SUPPLIED MATERIAL:
______________________________

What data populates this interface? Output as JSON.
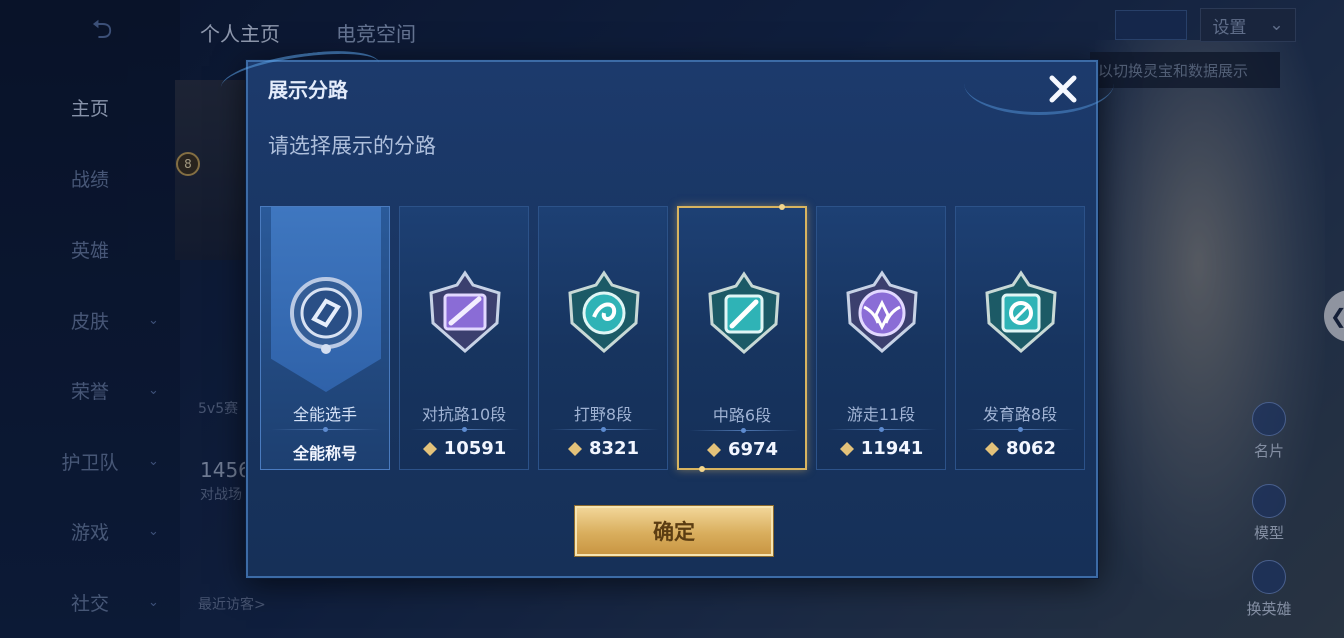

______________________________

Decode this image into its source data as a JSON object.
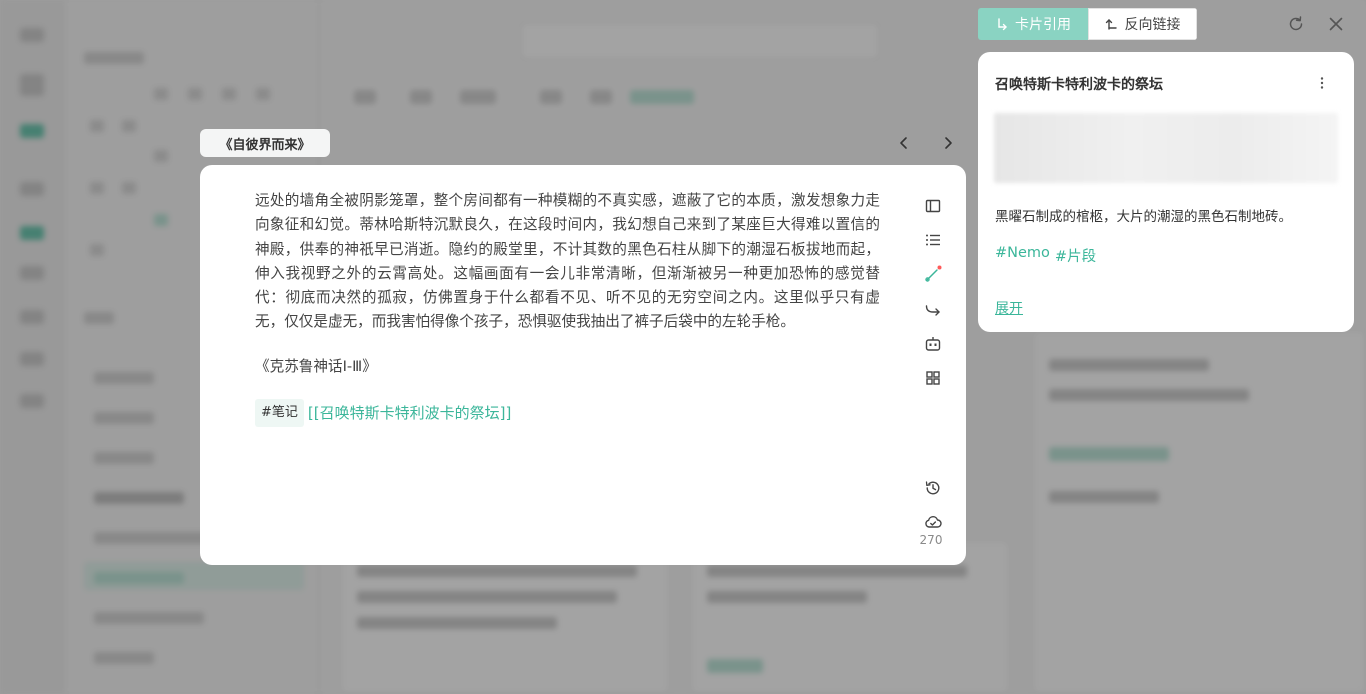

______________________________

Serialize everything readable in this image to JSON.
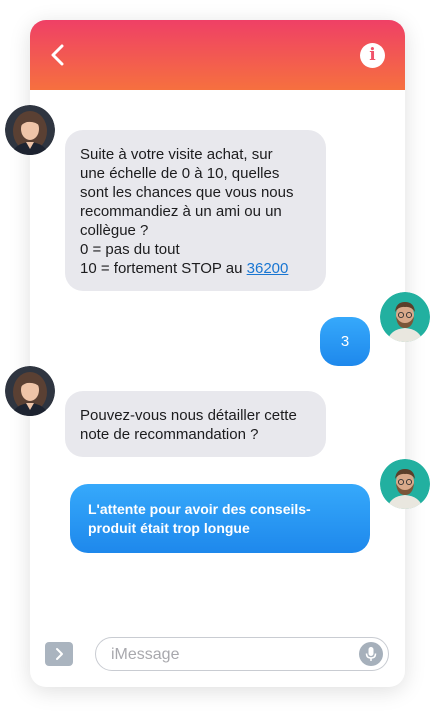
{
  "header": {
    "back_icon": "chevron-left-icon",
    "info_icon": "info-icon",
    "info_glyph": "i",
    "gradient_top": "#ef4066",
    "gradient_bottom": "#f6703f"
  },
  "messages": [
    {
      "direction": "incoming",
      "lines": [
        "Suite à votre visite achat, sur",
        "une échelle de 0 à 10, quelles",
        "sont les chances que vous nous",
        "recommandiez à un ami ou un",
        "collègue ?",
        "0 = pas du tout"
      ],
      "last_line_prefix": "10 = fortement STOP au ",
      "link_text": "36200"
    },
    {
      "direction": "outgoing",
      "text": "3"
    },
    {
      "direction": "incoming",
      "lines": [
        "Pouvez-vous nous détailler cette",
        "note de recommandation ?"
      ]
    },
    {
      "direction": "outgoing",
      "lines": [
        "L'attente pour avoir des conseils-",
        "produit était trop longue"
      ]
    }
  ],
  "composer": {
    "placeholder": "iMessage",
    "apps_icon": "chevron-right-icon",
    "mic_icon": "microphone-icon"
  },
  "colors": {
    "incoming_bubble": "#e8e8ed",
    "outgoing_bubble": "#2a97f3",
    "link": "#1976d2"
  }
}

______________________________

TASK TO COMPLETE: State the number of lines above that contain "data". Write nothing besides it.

ANSWER SPACE: 2